The two had been close all their lives, even as they followed starkly different paths. While Antonio Coleman's teaching career soared, his brother served 14 years in prison for second-degree murder and was later arrested on a drug charge, state records show. He was released in October 2006.
Harold Coleman said he and his brother never met Sunday. He slept through the phone call. That's the last anyone heard from Antonio Coleman, his family says.
"Knowing that we were supposed to be together, it just tore me apart," Harold Coleman said.
Antonio Coleman's wife, Sesily, believes her husband left the Mirage and planned to drive to Orlando. He probably got tired and pulled over to sleep, she said.
As soon as she heard the name of the club, she knew he hadn't gone there to hang out, she said. A sports fanatic, her husband enjoyed sports bars, but he wouldn't go to someplace like the Groovy Mule, she said.
Coleman's family gathered in his mother's apartment on Tuesday afternoon, sharing memories of the slain man.
They recalled a talented, ambitious man committed to educating urban children. A father of three, he was dedicated to his own children and to providing hope to kids in lower-income areas, places like where he grew up. His own father died when he was a boy, and he tried to provide that male mentor figure for his students, his family said. He coached flag football, organized a school talent show and loved playing video games with his children.
A video taken by his wife showed his final day with his kids, a day spent throwing snowballs in the yard of their home.
He called his family "Team Coleman."
"He was sunshine, he was sunshine," his wife said.
His mother, Ellenor Coleman, 66, said he showed promise from the time he was a small boy. Back then, he got in trouble for reading the Sunday newspaper before she had a chance to open it. He asked for a dictionary so he could look up unfamiliar, big words.
When he got to Brandon High School, he told his mom he was going to be the first of her kids to graduate from college. She asked him to write down his plan. He drew a picture of his grownup self, she recalled. The man in the picture wore a snappy suit, carried a briefcase and had glasses.
He accomplished that dream, all the while inspiring his family and friends.
In Atlanta on Tuesday, teachers, a principal, parents and students remembered his life. Everyone interviewed told of his passion for teaching and his incredible gift for reaching children.
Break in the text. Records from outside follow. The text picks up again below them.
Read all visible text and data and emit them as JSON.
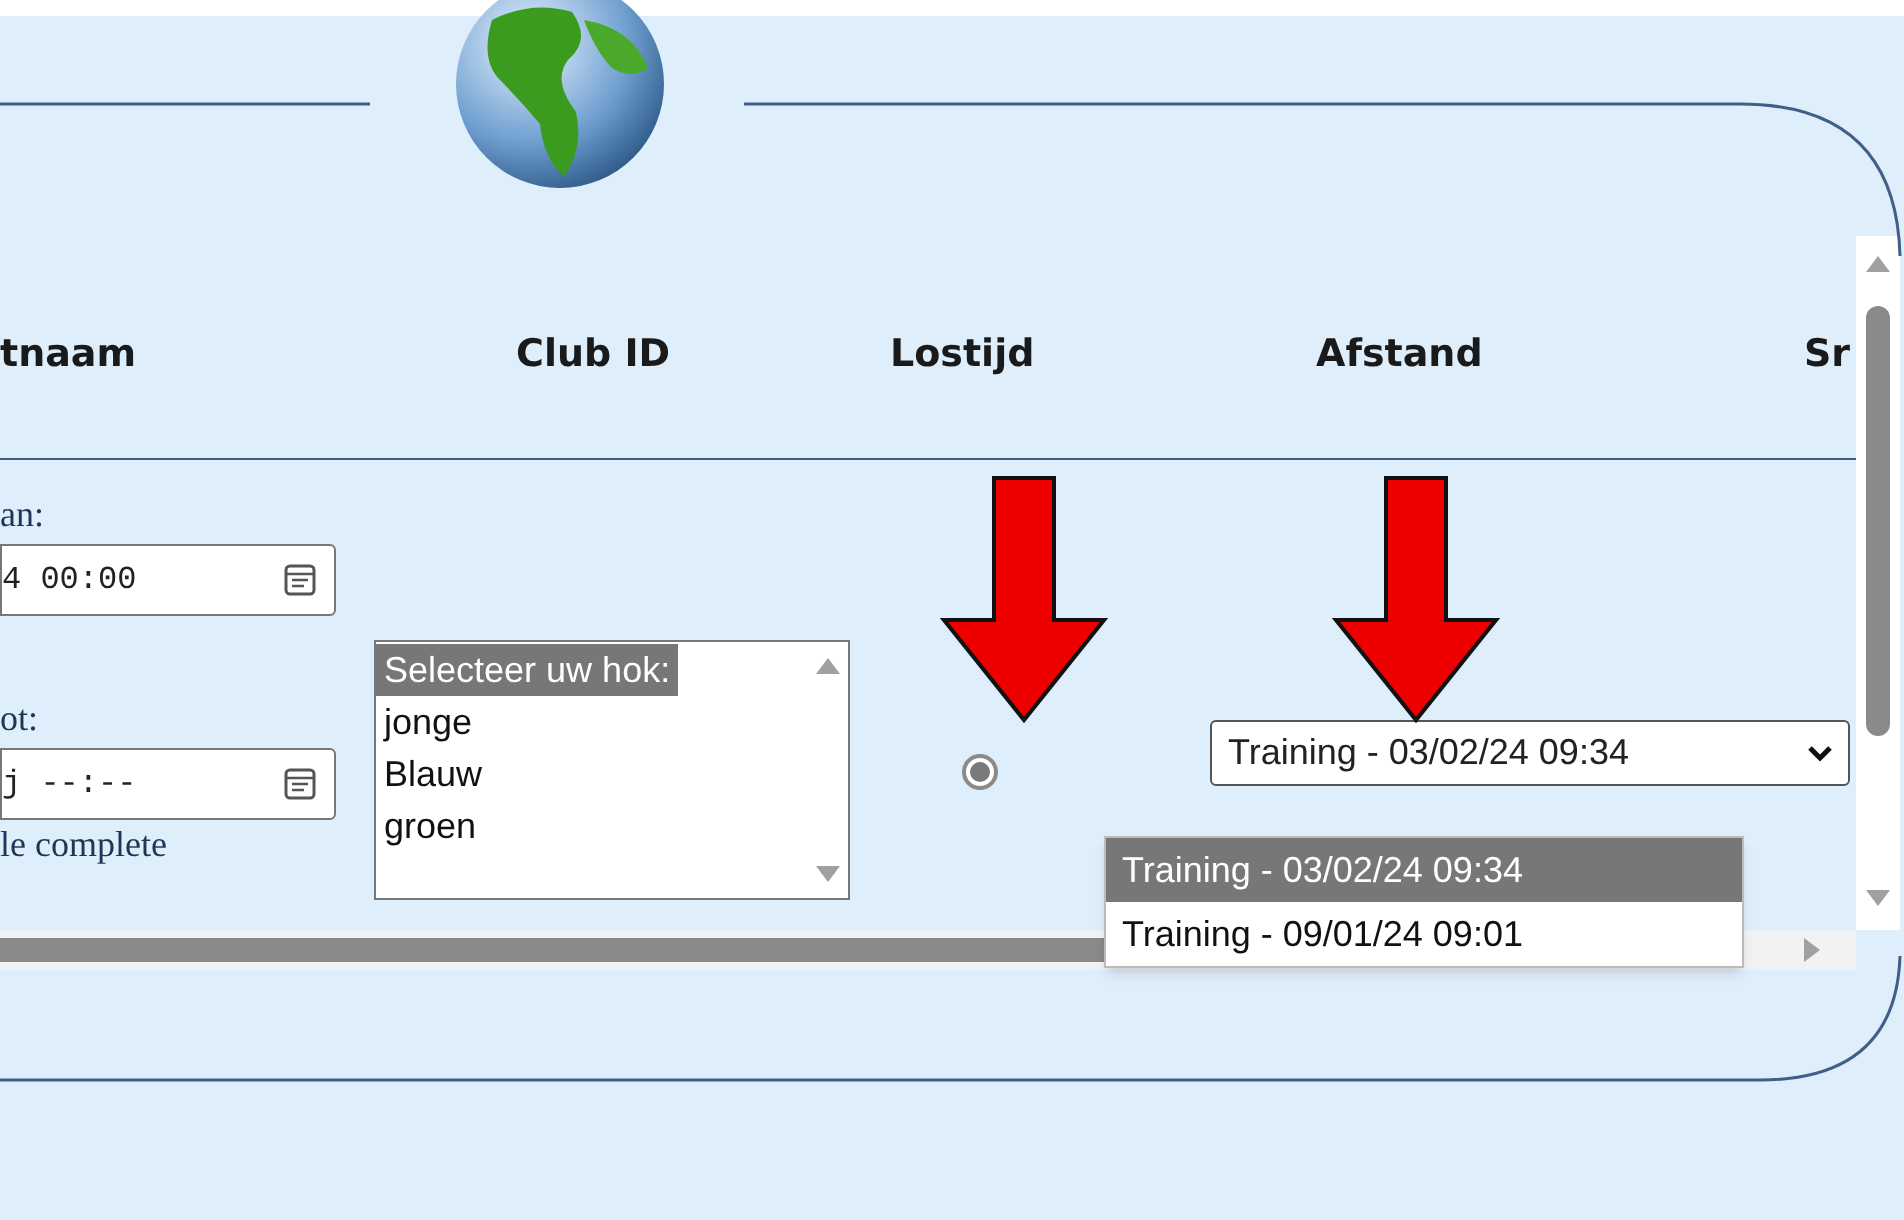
{
  "header_columns": [
    {
      "label": "tnaam"
    },
    {
      "label": "Club ID"
    },
    {
      "label": "Lostijd"
    },
    {
      "label": "Afstand"
    },
    {
      "label": "Sr"
    }
  ],
  "filter": {
    "from_label": "an:",
    "from_value": "4 00:00",
    "to_label": "ot:",
    "to_value": "j --:--",
    "note": "le complete"
  },
  "loft_list": {
    "options": [
      {
        "label": "Selecteer uw hok:",
        "selected": true
      },
      {
        "label": "jonge",
        "selected": false
      },
      {
        "label": "Blauw",
        "selected": false
      },
      {
        "label": "groen",
        "selected": false
      }
    ]
  },
  "radio": {
    "checked": true
  },
  "race_select": {
    "value": "Training - 03/02/24 09:34",
    "expanded": true,
    "options": [
      {
        "label": "Training - 03/02/24 09:34",
        "selected": true
      },
      {
        "label": "Training - 09/01/24 09:01",
        "selected": false
      }
    ]
  }
}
Tammy Garnes, who recently moved to Atlanta, said she and her husband toured Coleman's class and knew they had found the teacher for their children.
Coleman's former principal, Danielle Battle, said people were in tears on Tuesday at the school.
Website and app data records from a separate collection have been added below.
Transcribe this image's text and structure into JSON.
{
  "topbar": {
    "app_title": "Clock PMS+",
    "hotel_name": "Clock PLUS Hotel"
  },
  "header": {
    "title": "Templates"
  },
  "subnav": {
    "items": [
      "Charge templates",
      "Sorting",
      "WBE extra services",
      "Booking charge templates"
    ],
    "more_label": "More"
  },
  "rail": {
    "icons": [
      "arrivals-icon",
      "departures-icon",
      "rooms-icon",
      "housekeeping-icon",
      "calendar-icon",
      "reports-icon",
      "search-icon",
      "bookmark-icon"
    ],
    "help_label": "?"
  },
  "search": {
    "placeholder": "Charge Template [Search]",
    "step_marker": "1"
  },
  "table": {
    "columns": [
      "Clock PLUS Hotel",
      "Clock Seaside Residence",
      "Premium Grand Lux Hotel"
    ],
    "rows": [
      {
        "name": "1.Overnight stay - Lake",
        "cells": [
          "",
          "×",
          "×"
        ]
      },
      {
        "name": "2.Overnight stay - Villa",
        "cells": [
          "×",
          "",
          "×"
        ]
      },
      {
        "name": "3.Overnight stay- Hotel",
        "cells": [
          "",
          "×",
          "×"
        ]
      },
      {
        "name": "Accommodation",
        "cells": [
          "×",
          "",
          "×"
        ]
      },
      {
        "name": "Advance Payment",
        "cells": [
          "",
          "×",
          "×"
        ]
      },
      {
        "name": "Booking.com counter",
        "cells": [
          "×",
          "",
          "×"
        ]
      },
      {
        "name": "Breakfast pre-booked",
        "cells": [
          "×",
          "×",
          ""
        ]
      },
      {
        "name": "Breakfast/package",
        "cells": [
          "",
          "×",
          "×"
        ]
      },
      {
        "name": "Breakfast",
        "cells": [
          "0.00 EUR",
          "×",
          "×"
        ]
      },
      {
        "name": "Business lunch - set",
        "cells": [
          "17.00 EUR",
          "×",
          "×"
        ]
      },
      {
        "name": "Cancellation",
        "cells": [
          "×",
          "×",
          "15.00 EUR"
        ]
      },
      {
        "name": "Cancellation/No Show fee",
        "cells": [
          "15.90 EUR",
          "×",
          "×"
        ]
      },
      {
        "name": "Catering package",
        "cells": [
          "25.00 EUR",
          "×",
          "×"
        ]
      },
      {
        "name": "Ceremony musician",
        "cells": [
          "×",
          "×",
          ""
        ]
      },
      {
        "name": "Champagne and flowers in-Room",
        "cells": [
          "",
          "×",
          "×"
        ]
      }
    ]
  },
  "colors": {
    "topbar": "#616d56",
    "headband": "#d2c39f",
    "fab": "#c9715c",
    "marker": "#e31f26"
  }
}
"I don't even know if there's a word that could truly describe him. He was absolutely fantastic," said Brenda Muhammad, an Atlanta school board member whose grandchildren were in Coleman's class. "He was an awesome teacher."
On Saturday morning at 10 a.m., his family and friends will remember him again at a funeral service at Bible-Based Fellowship Church on Ehrlich Road.
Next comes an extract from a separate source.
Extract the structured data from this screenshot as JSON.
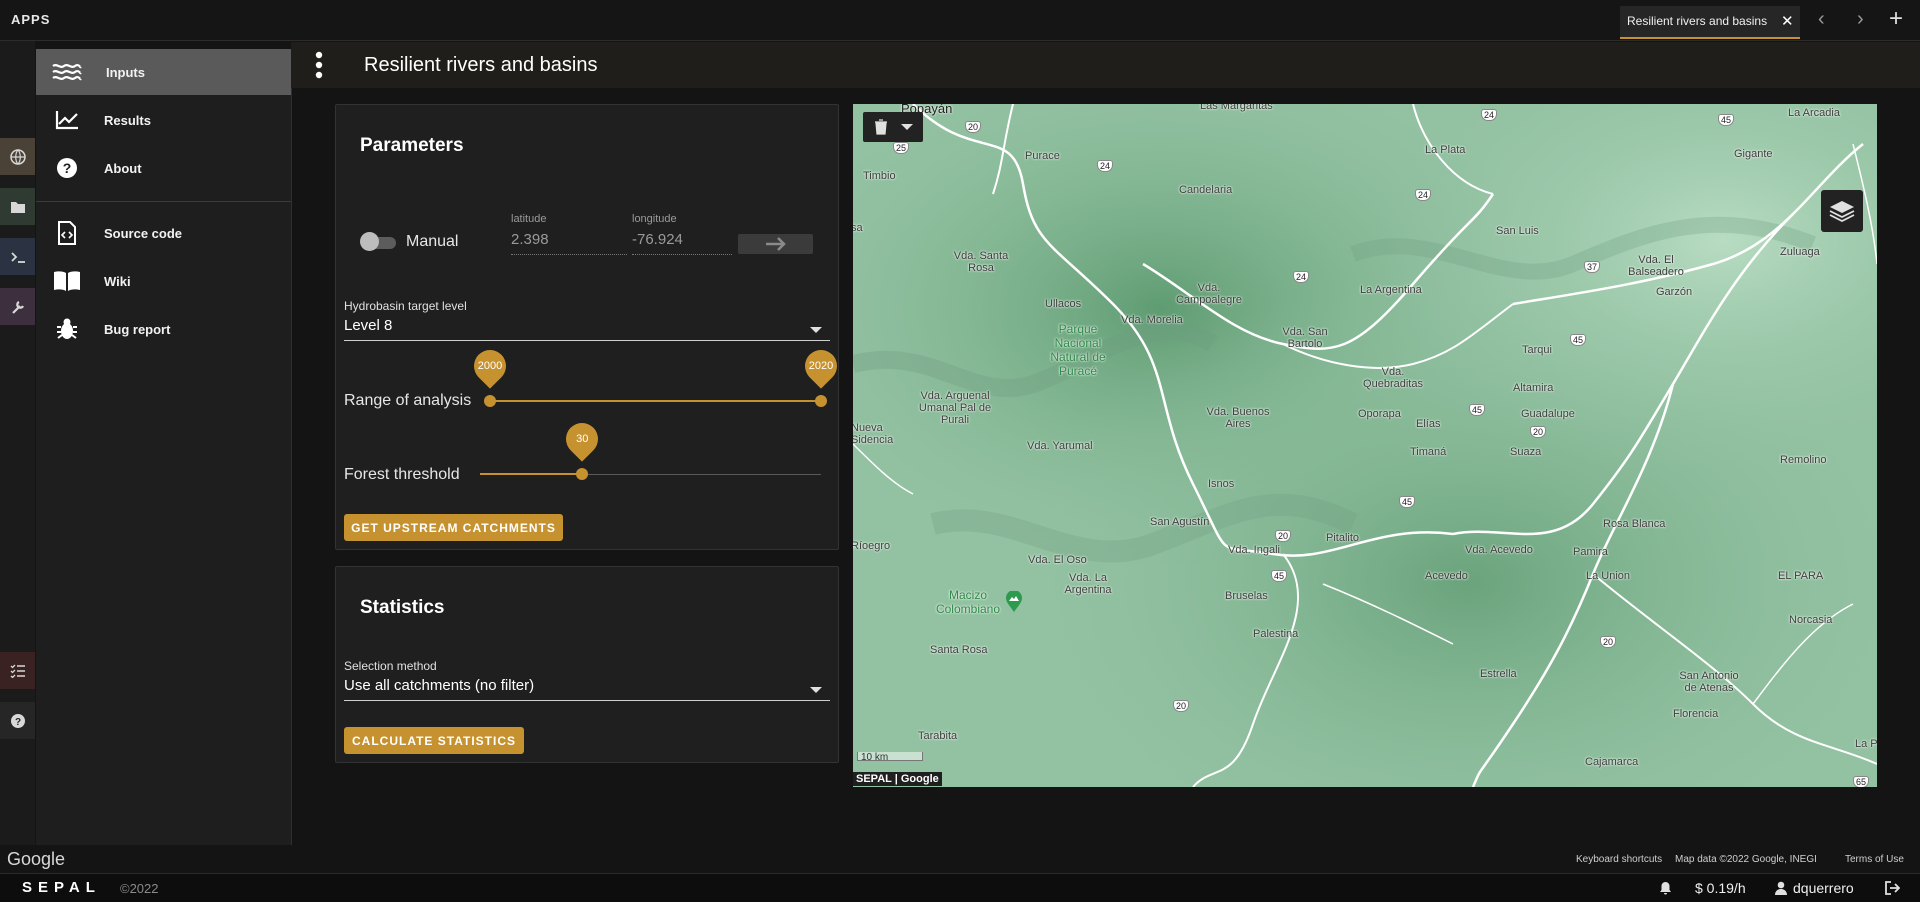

Times researcher John Martin contributed to this report. Abbie VanSickle can be reached at firstname.lastname@example.org or (813) 226-3373.